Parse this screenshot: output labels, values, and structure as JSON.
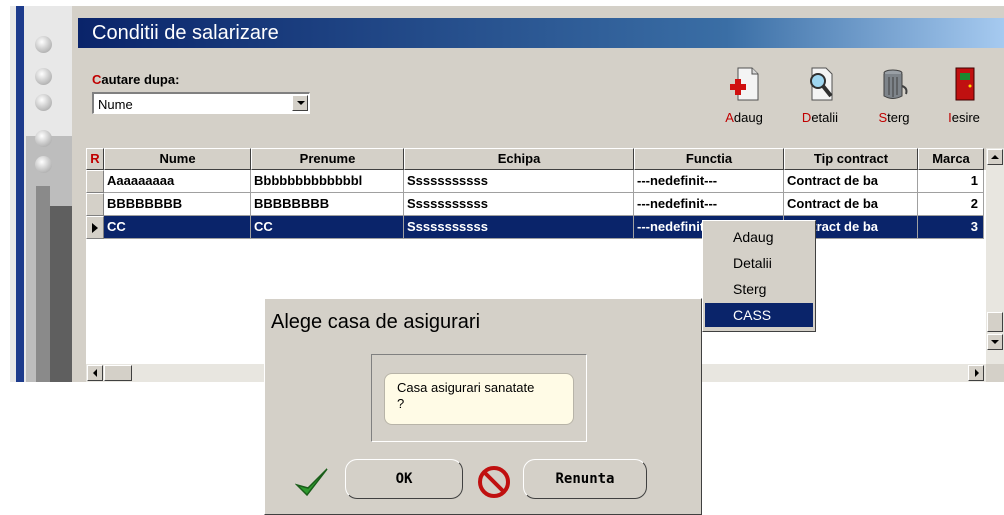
{
  "window": {
    "title": "Conditii de salarizare"
  },
  "search": {
    "label_hotkey": "C",
    "label_rest": "autare dupa:",
    "value": "Nume"
  },
  "toolbar": [
    {
      "hotkey": "A",
      "rest": "daug",
      "icon": "add-document-icon"
    },
    {
      "hotkey": "D",
      "rest": "etalii",
      "icon": "magnifier-document-icon"
    },
    {
      "hotkey": "S",
      "rest": "terg",
      "icon": "trash-can-icon"
    },
    {
      "hotkey": "I",
      "rest": "esire",
      "icon": "exit-door-icon"
    }
  ],
  "grid": {
    "corner": "R",
    "columns": [
      "Nume",
      "Prenume",
      "Echipa",
      "Functia",
      "Tip contract",
      "Marca"
    ],
    "rows": [
      {
        "nume": "Aaaaaaaaa",
        "prenume": "Bbbbbbbbbbbbbl",
        "echipa": "Sssssssssss",
        "functia": "---nedefinit---",
        "tip": "Contract de ba",
        "marca": "1"
      },
      {
        "nume": "BBBBBBBB",
        "prenume": "BBBBBBBB",
        "echipa": "Sssssssssss",
        "functia": "---nedefinit---",
        "tip": "Contract de ba",
        "marca": "2"
      },
      {
        "nume": "CC",
        "prenume": "CC",
        "echipa": "Sssssssssss",
        "functia": "---nedefinit---",
        "tip": "Contract de ba",
        "marca": "3"
      }
    ]
  },
  "context_menu": [
    "Adaug",
    "Detalii",
    "Sterg",
    "CASS"
  ],
  "dialog": {
    "title": "Alege casa de asigurari",
    "message_line1": "Casa asigurari sanatate",
    "message_line2": "?",
    "ok_label": "OK",
    "cancel_label": "Renunta"
  },
  "colors": {
    "title_bar": "#0a246a",
    "selection": "#0a246a",
    "hotkey": "#c00000",
    "face": "#d4d0c8"
  }
}
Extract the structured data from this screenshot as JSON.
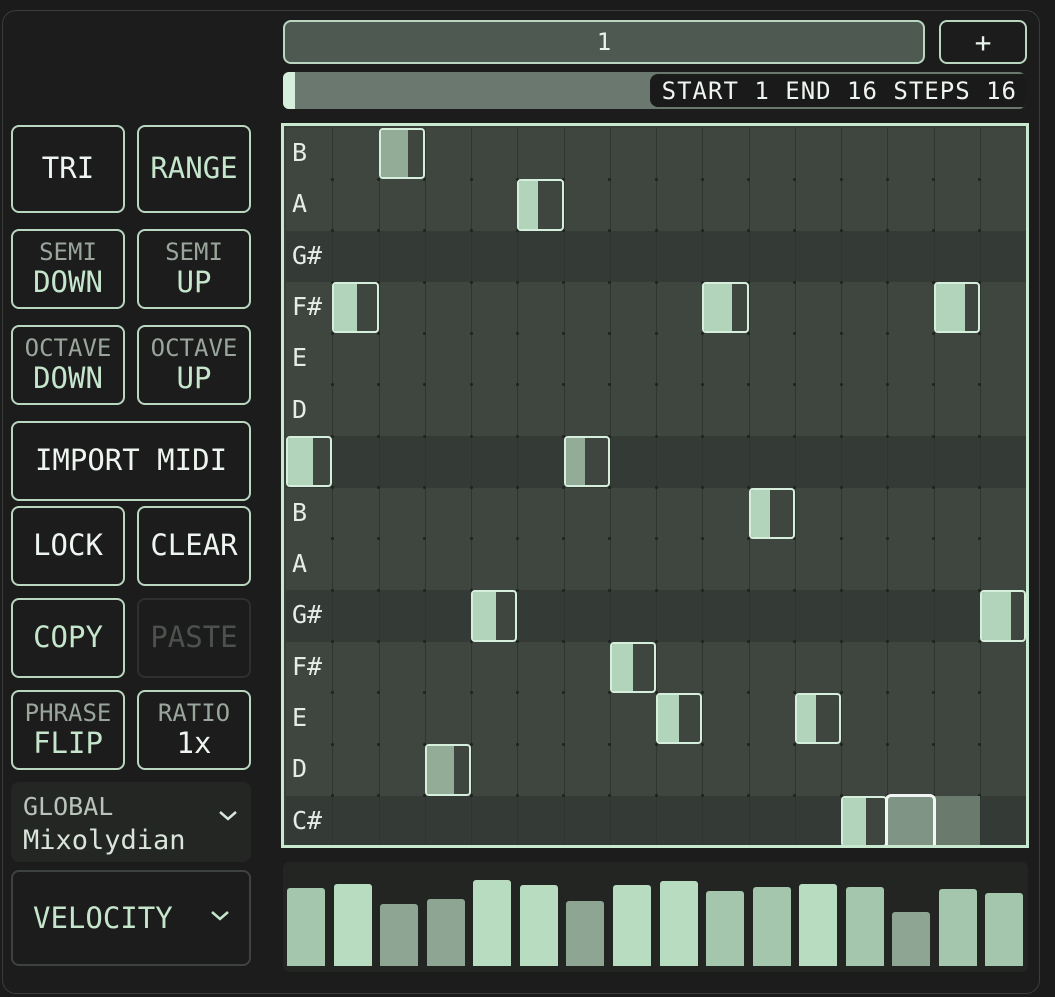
{
  "pattern": {
    "label": "1",
    "add_label": "+"
  },
  "range": {
    "text": "START 1 END 16 STEPS 16"
  },
  "buttons": {
    "tri": "TRI",
    "range": "RANGE",
    "semi_down": {
      "top": "SEMI",
      "bottom": "DOWN"
    },
    "semi_up": {
      "top": "SEMI",
      "bottom": "UP"
    },
    "octave_down": {
      "top": "OCTAVE",
      "bottom": "DOWN"
    },
    "octave_up": {
      "top": "OCTAVE",
      "bottom": "UP"
    },
    "import_midi": "IMPORT MIDI",
    "lock": "LOCK",
    "clear": "CLEAR",
    "copy": "COPY",
    "paste": "PASTE",
    "phrase_flip": {
      "top": "PHRASE",
      "bottom": "FLIP"
    },
    "ratio": {
      "top": "RATIO",
      "bottom": "1x"
    }
  },
  "scale": {
    "label": "GLOBAL",
    "value": "Mixolydian"
  },
  "lane": {
    "label": "VELOCITY"
  },
  "icons": {
    "dropdown": "chevron-down-icon",
    "add": "plus-icon"
  },
  "colors": {
    "accent": "#b9d6c0",
    "note": "#b2d4ba",
    "grid_dark": "#343a35",
    "grid_light": "#3e463f"
  },
  "note_rows": [
    "B",
    "A",
    "G#",
    "F#",
    "E",
    "D",
    "C#",
    "B",
    "A",
    "G#",
    "F#",
    "E",
    "D",
    "C#"
  ],
  "steps": 16,
  "notes": [
    {
      "step": 2,
      "row": 0,
      "fill": 0.65,
      "muted": true
    },
    {
      "step": 5,
      "row": 1,
      "fill": 0.45,
      "muted": false
    },
    {
      "step": 1,
      "row": 3,
      "fill": 0.55,
      "muted": false
    },
    {
      "step": 9,
      "row": 3,
      "fill": 0.65,
      "muted": false
    },
    {
      "step": 14,
      "row": 3,
      "fill": 0.7,
      "muted": false
    },
    {
      "step": 0,
      "row": 6,
      "fill": 0.6,
      "muted": false
    },
    {
      "step": 6,
      "row": 6,
      "fill": 0.45,
      "muted": true
    },
    {
      "step": 10,
      "row": 7,
      "fill": 0.45,
      "muted": false
    },
    {
      "step": 4,
      "row": 9,
      "fill": 0.55,
      "muted": false
    },
    {
      "step": 15,
      "row": 9,
      "fill": 0.7,
      "muted": false
    },
    {
      "step": 7,
      "row": 10,
      "fill": 0.5,
      "muted": false
    },
    {
      "step": 8,
      "row": 11,
      "fill": 0.5,
      "muted": false
    },
    {
      "step": 11,
      "row": 11,
      "fill": 0.45,
      "muted": false
    },
    {
      "step": 3,
      "row": 12,
      "fill": 0.65,
      "muted": true
    },
    {
      "step": 12,
      "row": 13,
      "fill": 0.55,
      "muted": false
    }
  ],
  "playhead": {
    "step": 13,
    "row": 13
  },
  "velocities": [
    0.72,
    0.76,
    0.57,
    0.62,
    0.8,
    0.75,
    0.6,
    0.75,
    0.79,
    0.69,
    0.73,
    0.76,
    0.73,
    0.5,
    0.71,
    0.68
  ]
}
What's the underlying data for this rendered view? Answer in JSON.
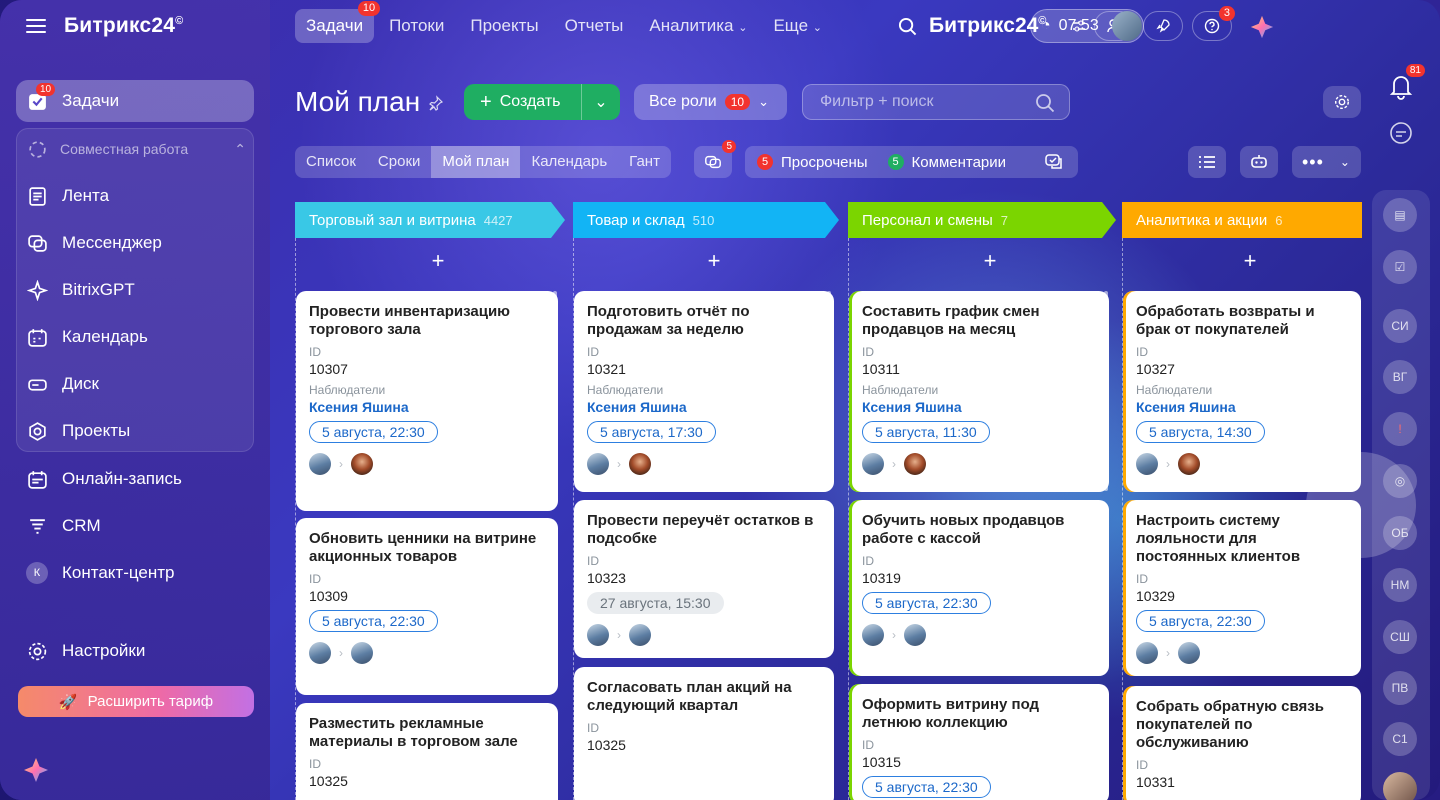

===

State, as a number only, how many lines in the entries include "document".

## Answer to this exercise:
2